Curry acknowledged that there is “real concern” in the credit underwriting area about the perpetuation of biases in the use of AI and machine learning and that unless the financial industry gets clearer guidance from regulators on fair lending, the issue could hold some financial institutions back from employing the technologies to their maximum potential.
“There is a lot of controversy around Big Data and its potential abuses, and that likely partially drove the decision to issue the RFI,” he said.
Like Curry, Melissa Koide, CEO of FinRegLab, said in an email it was gratifying to see regulators looking to learn more about the roles that artificial intelligence and machine learning can play in the banking system.
“Policymakers are actively building their understanding of the implications of AI/ML on model governance, fairness, explainability, and financial inclusion,” said Koide, who spent more than four years in the Obama administration as the Treasury Department’s assistant secretary for consumer policy. “It’s exciting to see they are working together to build a shared understanding.”

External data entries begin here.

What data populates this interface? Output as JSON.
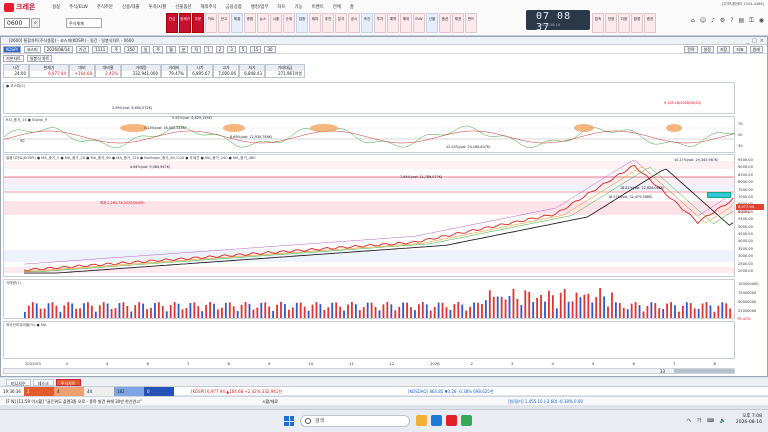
{
  "app": {
    "name": "크레온",
    "menu": [
      "설정",
      "주식/ELW",
      "주식주문",
      "신용/대출",
      "투자/시황",
      "선물옵션",
      "해외주식",
      "금융상품",
      "뱅킹/업무",
      "차트",
      "기능",
      "이벤트",
      "전체",
      "홈"
    ],
    "code_input": "0600",
    "account_select": "주식체계",
    "tiles": [
      "관심",
      "현재가",
      "주문",
      "차트",
      "잔고",
      "체결",
      "종합",
      "뉴스",
      "시황",
      "순위",
      "업종",
      "테마",
      "추천",
      "분석",
      "공시",
      "조건",
      "투자",
      "예약",
      "해외",
      "ELW",
      "선물",
      "옵션",
      "채권",
      "펀드"
    ],
    "right_tiles": [
      "접속",
      "전광",
      "다음",
      "환경",
      "증권"
    ],
    "clock": {
      "time": "07 08 37",
      "date": "2026.08.16"
    },
    "top_right_text": "[고객지원센터 1544-4488]",
    "top_icons": [
      "home-icon",
      "user-icon",
      "alarm-icon",
      "settings-icon",
      "help-icon",
      "print-icon",
      "lock-icon",
      "camera-icon"
    ]
  },
  "window": {
    "title": "[0600] 통합차트(주식종합) - 코스피(KOSPI) - 일간 - 일봉식차트 - 0600",
    "controls": [
      "_",
      "□",
      "×"
    ],
    "toolbar": [
      "KOSPI",
      "코스피",
      "2026/08/14",
      "기간",
      "1111",
      "주",
      "350",
      "일",
      "주",
      "월",
      "분",
      "틱",
      "1",
      "2",
      "3",
      "5",
      "15",
      "30"
    ],
    "toolbar2": [
      "기본차트",
      "일봉식 차트"
    ],
    "right_tools": [
      "전략",
      "설정",
      "저장"
    ],
    "right_tools2": [
      "지표",
      "원래"
    ]
  },
  "info_table": {
    "headers": [
      "시간",
      "현재가",
      "대비",
      "대비율",
      "거래량",
      "거래비",
      "시가",
      "고가",
      "저가",
      "거래대금"
    ],
    "values": [
      "24:00",
      "6,977.94",
      "+164.68",
      "2.42%",
      "332,941,000",
      "79.47%",
      "6,895.67",
      "7,000.06",
      "6,848.43",
      "271,967억원"
    ]
  },
  "panes": {
    "top_caption": "● 코스피(1)",
    "rsi_caption": "RSI_종가_14 ● Signal_9",
    "rsi_level": "50",
    "price_caption": "일봉식차트(KOSPI) ● MA_종가_5 ● MA_종가_20 ● MA_종가_60 ● MA_종가_120 ● Bollinger_종가_60,2.00 ● 추세선 ● MA_종가_240 ● MA_종가_480",
    "volume_caption": "거래량(1)",
    "foreign_caption": "외국인보유비율(%) ● MA"
  },
  "price_axis": [
    "9500.00",
    "9000.00",
    "8500.00",
    "8000.00",
    "7500.00",
    "7000.00",
    "6500.00",
    "6000.00",
    "5500.00",
    "5000.00",
    "4500.00",
    "4000.00",
    "3500.00",
    "3000.00",
    "2500.00",
    "2000.00"
  ],
  "price_tags": {
    "current": "6,977.94",
    "change_pct": "2.42%",
    "volume_now": "79.47%",
    "ma_tag": "7,053.53"
  },
  "volume_axis": [
    "100000000",
    "75000000",
    "50000000",
    "25000000"
  ],
  "rsi_axis": [
    "70",
    "50",
    "30"
  ],
  "annotations": [
    {
      "text": "3.59%(vol: 6,650,072K)"
    },
    {
      "text": "5.92%(vol: 8,829,159K)"
    },
    {
      "text": "5.13%(vol: 16,052,535K)"
    },
    {
      "text": "8.69%(vol: 12,930,766K)"
    },
    {
      "text": "12.53%(vol: 24,168,847K)"
    },
    {
      "text": "4.64%(vol: 9,084,947K)"
    },
    {
      "text": "7.64%(vol: 21,789,077K)"
    },
    {
      "text": "16.57%(vol: 32,479,586K)"
    },
    {
      "text": "18.81%(vol: 22,828,068K)"
    },
    {
      "text": "10.27%(vol: 29,345,987K)"
    },
    {
      "text": "2,283.82"
    },
    {
      "text": "2,003.93"
    },
    {
      "text": "9,135.16(2026/06/15)"
    },
    {
      "text": "최저 2,284.72(2025/04/09)"
    }
  ],
  "x_axis": [
    "2025/03",
    "4",
    "5",
    "6",
    "7",
    "8",
    "9",
    "10",
    "11",
    "12",
    "2026",
    "2",
    "3",
    "4",
    "5",
    "6",
    "7",
    "8"
  ],
  "scroll": {
    "zoom": "33"
  },
  "bottom_tabs": [
    "미니지수",
    "데스크",
    "주식차트"
  ],
  "market_bar": {
    "time": "19:36:36",
    "cells": [
      "2",
      "4",
      "44",
      "182",
      "0"
    ],
    "kospi": "[KOSPI] 6,977.94 ▲164.68 +2.42% 332,941천",
    "kosdaq": "[KOSDAQ] 864.85 ▼3.28 -0.38% 698,625천"
  },
  "news": {
    "text": "[F N] [11:59 이시황] \"골든위도 플랜3종 오로 - 종목 발견 위해 30만 한신연고\"",
    "tag": "시황/재료",
    "fx": "[원/달러] 1,455.10 (-2.60) -0.18% 0.00"
  },
  "taskbar": {
    "search_placeholder": "검색",
    "tray": "へ 가 ⌨ 🔊",
    "time": "오후 7:08",
    "date": "2026-08-16"
  }
}
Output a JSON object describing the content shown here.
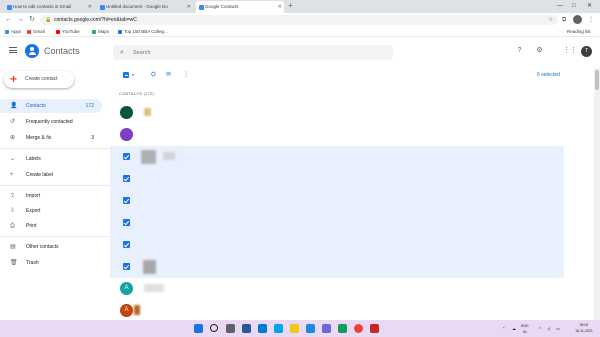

Regulators say the RFI responses will help them determine whether any clarifications are needed for banks to use AI and machine learning in a manner that fully complies with laws and regulations, including consumer protection statutes.
The banking industry appears all in on new technologies, saying it welcomes the government’s research as a step in clarifying existing rules and guidelines to address the risks and opportunities presented by AI.
While clarification is welcome, the American Bankers Association said it doesn’t believe that new regulations are necessary or warranted.
The Bank Policy Institute, another industry group, echoed those sentiments, writing, “AI is a technology like any other, and the risks posed by AI as outlined in the RFI can be managed within existing laws and regulations on the activities in which AI is applied across the financial industry. BPI believes that new regulations are not necessary.”
The agencies accepted responses through July 1 and must now go through the comments. Curry said it will take a while to digest all the information but the process is off to a good start in developing a unified regulatory approach.